- [Requirement]:
Which lines of the records below contain the word "title"? Show each one.

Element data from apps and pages

-- Opening Marker --

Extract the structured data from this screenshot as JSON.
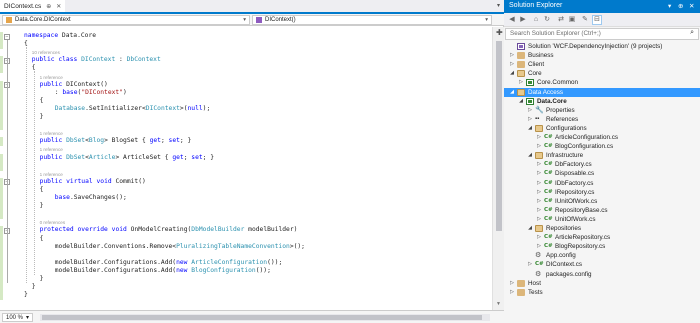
{
  "editor": {
    "tab": {
      "title": "DIContext.cs",
      "pin": "⊕",
      "close": "✕"
    },
    "nav": {
      "left": "Data.Core.DIContext",
      "right": "DIContext()"
    },
    "zoom": "100 %",
    "lines": [
      {
        "kind": "code",
        "fold": "−",
        "tokens": [
          [
            "kw",
            "namespace"
          ],
          [
            "p",
            " Data.Core"
          ]
        ]
      },
      {
        "kind": "code",
        "tokens": [
          [
            "p",
            "{"
          ]
        ]
      },
      {
        "kind": "lens",
        "text": "10 references"
      },
      {
        "kind": "code",
        "fold": "−",
        "tokens": [
          [
            "kw",
            "public"
          ],
          [
            "p",
            " "
          ],
          [
            "kw",
            "class"
          ],
          [
            "p",
            " "
          ],
          [
            "ty",
            "DIContext"
          ],
          [
            "p",
            " : "
          ],
          [
            "ty",
            "DbContext"
          ]
        ]
      },
      {
        "kind": "code",
        "tokens": [
          [
            "p",
            "{"
          ]
        ]
      },
      {
        "kind": "lens",
        "text": "1 reference"
      },
      {
        "kind": "code",
        "fold": "−",
        "tokens": [
          [
            "kw",
            "public"
          ],
          [
            "p",
            " DIContext()"
          ]
        ]
      },
      {
        "kind": "code",
        "tokens": [
          [
            "p",
            "    : "
          ],
          [
            "kw",
            "base"
          ],
          [
            "p",
            "("
          ],
          [
            "st",
            "\"DIContext\""
          ],
          [
            "p",
            ")"
          ]
        ]
      },
      {
        "kind": "code",
        "tokens": [
          [
            "p",
            "{"
          ]
        ]
      },
      {
        "kind": "code",
        "tokens": [
          [
            "p",
            "    "
          ],
          [
            "ty",
            "Database"
          ],
          [
            "p",
            ".SetInitializer<"
          ],
          [
            "ty",
            "DIContext"
          ],
          [
            "p",
            ">("
          ],
          [
            "kw",
            "null"
          ],
          [
            "p",
            ");"
          ]
        ]
      },
      {
        "kind": "code",
        "tokens": [
          [
            "p",
            "}"
          ]
        ]
      },
      {
        "kind": "blank"
      },
      {
        "kind": "lens",
        "text": "1 reference"
      },
      {
        "kind": "code",
        "tokens": [
          [
            "kw",
            "public"
          ],
          [
            "p",
            " "
          ],
          [
            "ty",
            "DbSet"
          ],
          [
            "p",
            "<"
          ],
          [
            "ty",
            "Blog"
          ],
          [
            "p",
            "> BlogSet { "
          ],
          [
            "kw",
            "get"
          ],
          [
            "p",
            "; "
          ],
          [
            "kw",
            "set"
          ],
          [
            "p",
            "; }"
          ]
        ]
      },
      {
        "kind": "lens",
        "text": "1 reference"
      },
      {
        "kind": "code",
        "tokens": [
          [
            "kw",
            "public"
          ],
          [
            "p",
            " "
          ],
          [
            "ty",
            "DbSet"
          ],
          [
            "p",
            "<"
          ],
          [
            "ty",
            "Article"
          ],
          [
            "p",
            "> ArticleSet { "
          ],
          [
            "kw",
            "get"
          ],
          [
            "p",
            "; "
          ],
          [
            "kw",
            "set"
          ],
          [
            "p",
            "; }"
          ]
        ]
      },
      {
        "kind": "blank"
      },
      {
        "kind": "lens",
        "text": "1 reference"
      },
      {
        "kind": "code",
        "fold": "−",
        "tokens": [
          [
            "kw",
            "public"
          ],
          [
            "p",
            " "
          ],
          [
            "kw",
            "virtual"
          ],
          [
            "p",
            " "
          ],
          [
            "kw",
            "void"
          ],
          [
            "p",
            " Commit()"
          ]
        ]
      },
      {
        "kind": "code",
        "tokens": [
          [
            "p",
            "{"
          ]
        ]
      },
      {
        "kind": "code",
        "tokens": [
          [
            "p",
            "    "
          ],
          [
            "kw",
            "base"
          ],
          [
            "p",
            ".SaveChanges();"
          ]
        ]
      },
      {
        "kind": "code",
        "tokens": [
          [
            "p",
            "}"
          ]
        ]
      },
      {
        "kind": "blank"
      },
      {
        "kind": "lens",
        "text": "0 references"
      },
      {
        "kind": "code",
        "fold": "−",
        "tokens": [
          [
            "kw",
            "protected"
          ],
          [
            "p",
            " "
          ],
          [
            "kw",
            "override"
          ],
          [
            "p",
            " "
          ],
          [
            "kw",
            "void"
          ],
          [
            "p",
            " OnModelCreating("
          ],
          [
            "ty",
            "DbModelBuilder"
          ],
          [
            "p",
            " modelBuilder)"
          ]
        ]
      },
      {
        "kind": "code",
        "tokens": [
          [
            "p",
            "{"
          ]
        ]
      },
      {
        "kind": "code",
        "tokens": [
          [
            "p",
            "    modelBuilder.Conventions.Remove<"
          ],
          [
            "ty",
            "PluralizingTableNameConvention"
          ],
          [
            "p",
            ">();"
          ]
        ]
      },
      {
        "kind": "blank"
      },
      {
        "kind": "code",
        "tokens": [
          [
            "p",
            "    modelBuilder.Configurations.Add("
          ],
          [
            "kw",
            "new"
          ],
          [
            "p",
            " "
          ],
          [
            "ty",
            "ArticleConfiguration"
          ],
          [
            "p",
            "());"
          ]
        ]
      },
      {
        "kind": "code",
        "tokens": [
          [
            "p",
            "    modelBuilder.Configurations.Add("
          ],
          [
            "kw",
            "new"
          ],
          [
            "p",
            " "
          ],
          [
            "ty",
            "BlogConfiguration"
          ],
          [
            "p",
            "());"
          ]
        ]
      },
      {
        "kind": "code",
        "tokens": [
          [
            "p",
            "}"
          ]
        ]
      },
      {
        "kind": "code",
        "tokens": [
          [
            "p",
            "}"
          ]
        ]
      },
      {
        "kind": "code",
        "tokens": [
          [
            "p",
            "}"
          ]
        ]
      }
    ]
  },
  "solution_explorer": {
    "title": "Solution Explorer",
    "search_placeholder": "Search Solution Explorer (Ctrl+;)",
    "items": [
      {
        "label": "Solution 'WCF.DependencyInjection' (9 projects)",
        "icon": "solution-icon",
        "arrow": ""
      },
      {
        "label": "Business",
        "icon": "folder-icon",
        "arrow": "▷"
      },
      {
        "label": "Client",
        "icon": "folder-icon",
        "arrow": "▷"
      },
      {
        "label": "Core",
        "icon": "folder-open-icon",
        "arrow": "◢"
      },
      {
        "label": "Core.Common",
        "icon": "csharp-project-icon",
        "arrow": "▷"
      },
      {
        "label": "Data Access",
        "icon": "folder-open-icon",
        "arrow": "◢",
        "selected": true
      },
      {
        "label": "Data.Core",
        "icon": "csharp-project-icon",
        "arrow": "◢",
        "bold": true
      },
      {
        "label": "Properties",
        "icon": "wrench-icon",
        "arrow": "▷"
      },
      {
        "label": "References",
        "icon": "references-icon",
        "arrow": "▷"
      },
      {
        "label": "Configurations",
        "icon": "folder-open-icon",
        "arrow": "◢"
      },
      {
        "label": "ArticleConfiguration.cs",
        "icon": "csharp-file-icon",
        "arrow": "▷"
      },
      {
        "label": "BlogConfiguration.cs",
        "icon": "csharp-file-icon",
        "arrow": "▷"
      },
      {
        "label": "Infrastructure",
        "icon": "folder-open-icon",
        "arrow": "◢"
      },
      {
        "label": "DbFactory.cs",
        "icon": "csharp-file-icon",
        "arrow": "▷"
      },
      {
        "label": "Disposable.cs",
        "icon": "csharp-file-icon",
        "arrow": "▷"
      },
      {
        "label": "IDbFactory.cs",
        "icon": "csharp-file-icon",
        "arrow": "▷"
      },
      {
        "label": "IRepository.cs",
        "icon": "csharp-file-icon",
        "arrow": "▷"
      },
      {
        "label": "IUnitOfWork.cs",
        "icon": "csharp-file-icon",
        "arrow": "▷"
      },
      {
        "label": "RepositoryBase.cs",
        "icon": "csharp-file-icon",
        "arrow": "▷"
      },
      {
        "label": "UnitOfWork.cs",
        "icon": "csharp-file-icon",
        "arrow": "▷"
      },
      {
        "label": "Repositories",
        "icon": "folder-open-icon",
        "arrow": "◢"
      },
      {
        "label": "ArticleRepository.cs",
        "icon": "csharp-file-icon",
        "arrow": "▷"
      },
      {
        "label": "BlogRepository.cs",
        "icon": "csharp-file-icon",
        "arrow": "▷"
      },
      {
        "label": "App.config",
        "icon": "config-icon",
        "arrow": ""
      },
      {
        "label": "DIContext.cs",
        "icon": "csharp-file-icon",
        "arrow": "▷"
      },
      {
        "label": "packages.config",
        "icon": "config-icon",
        "arrow": ""
      },
      {
        "label": "Host",
        "icon": "folder-icon",
        "arrow": "▷"
      },
      {
        "label": "Tests",
        "icon": "folder-icon",
        "arrow": "▷"
      }
    ]
  },
  "colors": {
    "accent": "#007acc",
    "selection": "#3399ff",
    "keyword": "#0000ff",
    "type": "#2b91af",
    "string": "#a31515"
  }
}
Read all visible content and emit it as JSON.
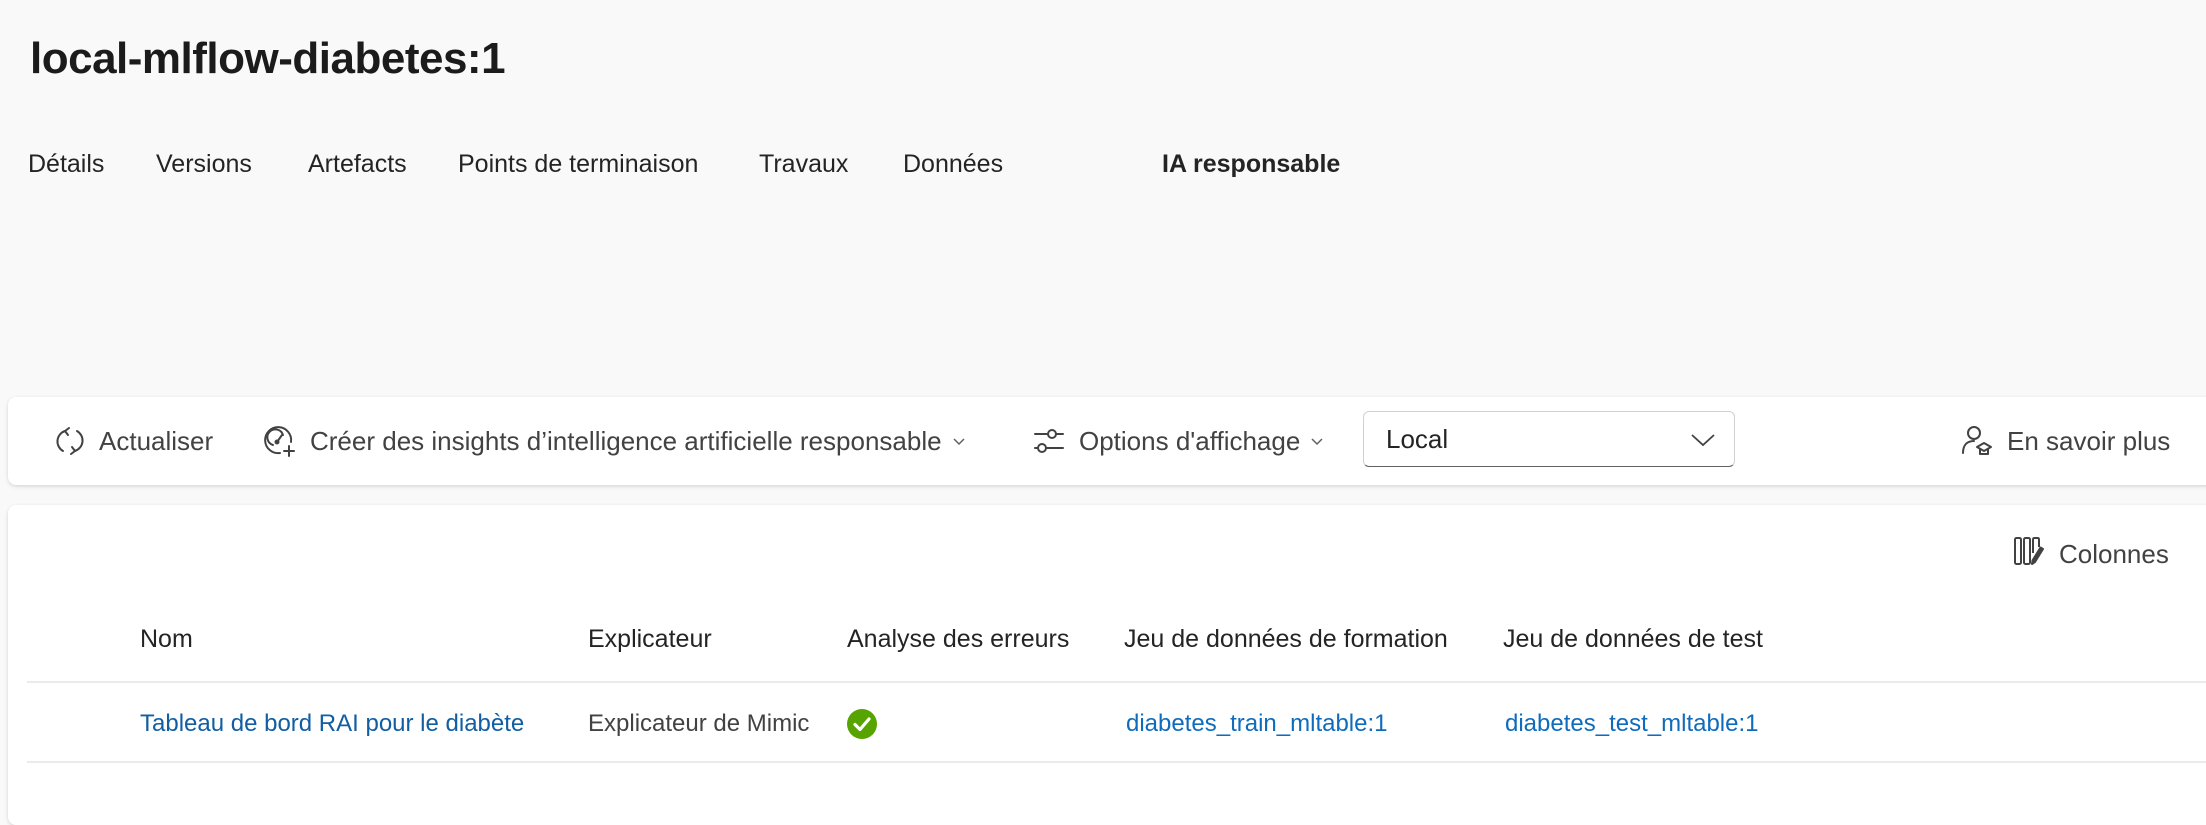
{
  "header": {
    "title": "local-mlflow-diabetes:1"
  },
  "tabs": [
    {
      "label": "Détails",
      "selected": false
    },
    {
      "label": "Versions",
      "selected": false
    },
    {
      "label": "Artefacts",
      "selected": false
    },
    {
      "label": "Points de terminaison",
      "selected": false
    },
    {
      "label": "Travaux",
      "selected": false
    },
    {
      "label": "Données",
      "selected": false
    },
    {
      "label": "IA responsable",
      "selected": true
    }
  ],
  "toolbar": {
    "refresh_label": "Actualiser",
    "refresh_icon": "arrow-sync-icon",
    "create_label": "Créer des insights d’intelligence artificielle responsable",
    "create_icon": "gauge-add-icon",
    "view_options_label": "Options d'affichage",
    "view_options_icon": "options-sliders-icon",
    "scope_dropdown": {
      "selected": "Local"
    },
    "learn_more_label": "En savoir plus",
    "learn_more_icon": "person-learning-icon"
  },
  "table": {
    "columns_button_label": "Colonnes",
    "columns_icon": "column-edit-icon",
    "headers": [
      "Nom",
      "Explicateur",
      "Analyse des erreurs",
      "Jeu de données de formation",
      "Jeu de données de test"
    ],
    "rows": [
      {
        "name": "Tableau de bord RAI pour le diabète",
        "explainer": "Explicateur de Mimic",
        "error_analysis": "success",
        "train_dataset": "diabetes_train_mltable:1",
        "test_dataset": "diabetes_test_mltable:1"
      }
    ]
  },
  "colors": {
    "link": "#115ea3",
    "success": "#57a300",
    "background": "#f9f9f9",
    "card": "#ffffff"
  }
}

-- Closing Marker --

- [Exercise answer]:
      "title": "DIContext.cs",
    "title": "Solution Explorer",
    "title": "local-mlflow-diabetes:1"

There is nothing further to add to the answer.